> **EXERCISE OBJECTIVE**: Each entry below must be written out exactly, with pictures left out.

[DATA FOR PROCESSING — start]

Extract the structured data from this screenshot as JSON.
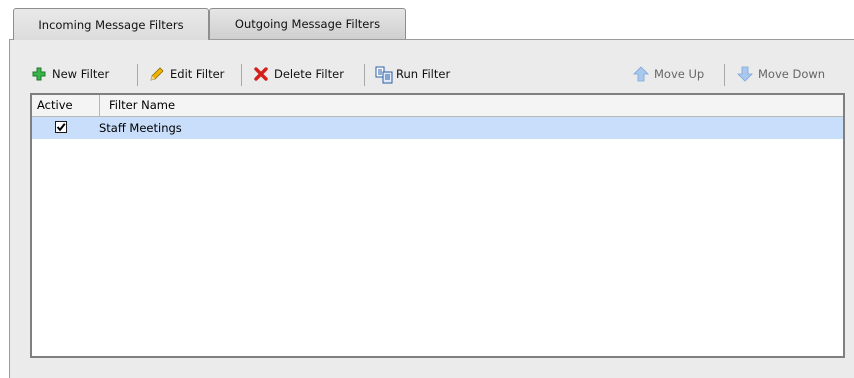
{
  "tabs": [
    {
      "label": "Incoming Message Filters",
      "active": true
    },
    {
      "label": "Outgoing Message Filters",
      "active": false
    }
  ],
  "toolbar": {
    "new_filter": "New Filter",
    "edit_filter": "Edit Filter",
    "delete_filter": "Delete Filter",
    "run_filter": "Run Filter",
    "move_up": "Move Up",
    "move_down": "Move Down"
  },
  "table": {
    "columns": [
      "Active",
      "Filter Name"
    ],
    "rows": [
      {
        "active": true,
        "name": "Staff Meetings"
      }
    ]
  },
  "colors": {
    "selected_row": "#c8defa",
    "panel_bg": "#ebebeb"
  }
}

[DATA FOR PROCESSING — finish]

> **ANSWER BELOW**:
Extract the structured data from this screenshot as JSON.
{
  "tabs": [
    {
      "label": "Incoming Message Filters",
      "active": true
    },
    {
      "label": "Outgoing Message Filters",
      "active": false
    }
  ],
  "toolbar": {
    "new_filter": "New Filter",
    "edit_filter": "Edit Filter",
    "delete_filter": "Delete Filter",
    "run_filter": "Run Filter",
    "move_up": "Move Up",
    "move_down": "Move Down"
  },
  "table": {
    "columns": [
      "Active",
      "Filter Name"
    ],
    "rows": [
      {
        "active": true,
        "name": "Staff Meetings"
      }
    ]
  },
  "colors": {
    "selected_row": "#c8defa",
    "panel_bg": "#ebebeb"
  }
}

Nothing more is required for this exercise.